On Thursday came out the new Consumer Report test of the MacBook Pro and it was not what Apple was expecting. The organization declined to recommend the device because of the inconsistent battery life test results presented.
The Consumer Report organization stated that they test the battery life of a device with the loading of a web page after web page, in multiple versions of the same laptop. They explained that they charge 10 websites in the default browser (in this case Safari, for Apple devices) when the device is fully charged. They measure how much time can the device be operating with the tabs open until the laptop shuts down itself.
The results were notably inconsistent as the 13-inch MacBook Pro was able to maintain operations during 16 hours in some tests, and down to 4 hours in others. The same phenomenon was registered in the 15-inch model of the laptop, where the test showed results from 18.5 hours – labeled as a “that can’t be right” result from CR – to 8 hours.
Because of this dissonant results, the organization suggested to the public that it’s not the best idea to acquire this laptop until CR or other groups perform more tests regarding battery life.
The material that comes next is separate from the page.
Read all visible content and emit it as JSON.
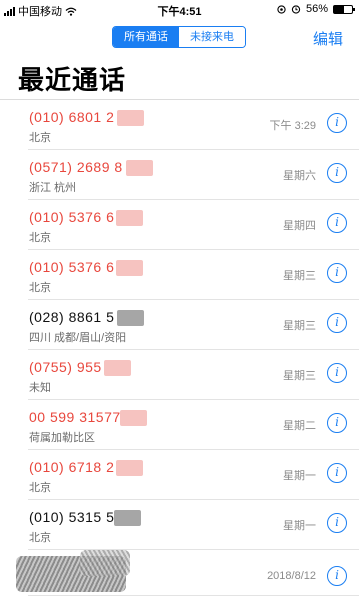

Apple’s response to the CR publication
This Friday and via Twitter, the senior vice president of worldwide marketing at Apple Inc, Phil Schiller, announced that the company is working with the Consumer Report organization in order to understand why the results of their tests were so inconsistent.
According to Schiller, Apple has done extensive testing to the life battery of the Macbook Pro in their internal labs, and their results are not similar to those presented by CR this Thursday. CR defends itself saying that they test hundreds of devices every year as they develop controlled tests and procedures.
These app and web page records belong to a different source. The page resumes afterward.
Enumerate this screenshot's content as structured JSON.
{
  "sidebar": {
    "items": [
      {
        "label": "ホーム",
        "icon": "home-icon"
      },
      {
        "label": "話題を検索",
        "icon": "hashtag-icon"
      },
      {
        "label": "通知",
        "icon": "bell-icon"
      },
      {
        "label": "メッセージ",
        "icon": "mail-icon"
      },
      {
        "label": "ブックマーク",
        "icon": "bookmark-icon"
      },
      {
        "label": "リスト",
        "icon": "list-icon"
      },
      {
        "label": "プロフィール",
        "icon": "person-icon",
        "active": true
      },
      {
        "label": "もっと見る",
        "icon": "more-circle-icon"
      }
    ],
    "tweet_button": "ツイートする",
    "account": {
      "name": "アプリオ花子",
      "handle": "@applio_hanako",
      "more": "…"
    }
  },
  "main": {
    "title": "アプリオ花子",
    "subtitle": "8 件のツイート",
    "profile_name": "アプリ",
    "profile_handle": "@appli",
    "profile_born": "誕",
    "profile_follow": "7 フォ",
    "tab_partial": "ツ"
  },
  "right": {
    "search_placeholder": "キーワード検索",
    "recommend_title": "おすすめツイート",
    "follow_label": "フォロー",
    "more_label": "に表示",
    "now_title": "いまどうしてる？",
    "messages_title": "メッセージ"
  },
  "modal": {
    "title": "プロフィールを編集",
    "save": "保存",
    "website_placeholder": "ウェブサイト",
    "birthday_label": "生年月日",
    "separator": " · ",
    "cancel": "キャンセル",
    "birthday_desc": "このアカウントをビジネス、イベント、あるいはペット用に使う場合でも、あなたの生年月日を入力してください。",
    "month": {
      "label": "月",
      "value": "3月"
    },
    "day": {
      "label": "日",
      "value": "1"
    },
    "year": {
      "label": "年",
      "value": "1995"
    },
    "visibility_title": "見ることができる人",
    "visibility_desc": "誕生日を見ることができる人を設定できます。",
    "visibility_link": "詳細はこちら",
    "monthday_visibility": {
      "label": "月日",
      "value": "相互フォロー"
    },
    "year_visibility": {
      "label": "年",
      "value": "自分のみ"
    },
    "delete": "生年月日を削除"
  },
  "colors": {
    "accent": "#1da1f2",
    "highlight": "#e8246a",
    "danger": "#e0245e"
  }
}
Despite the Schiller declarations, Apple put out a new update of their operating system for Macs that remove the “remaining time” of the device battery, present in the laptop’s display. The explanation that Apple gave to the Business Insider is that they are becoming less accurate when measuring the life battery that is left on the laptop, and as they are working to solve it, it must be disabled in the meantime.
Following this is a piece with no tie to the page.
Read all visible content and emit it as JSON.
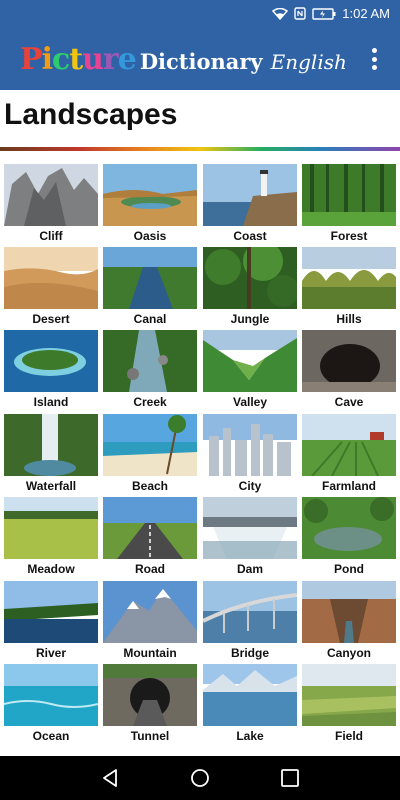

“When combined with the differing ways people use their Mac throughout the day, the calculation of remaining battery life displayed as a measure of time has become less accurate. With the latest update to Sierra, we have removed the remaining time indicator,” an Apple spokesperson told the Business Insider this Thursday, regarding the new update for the operating system for Macs.
Source: Consumer Reports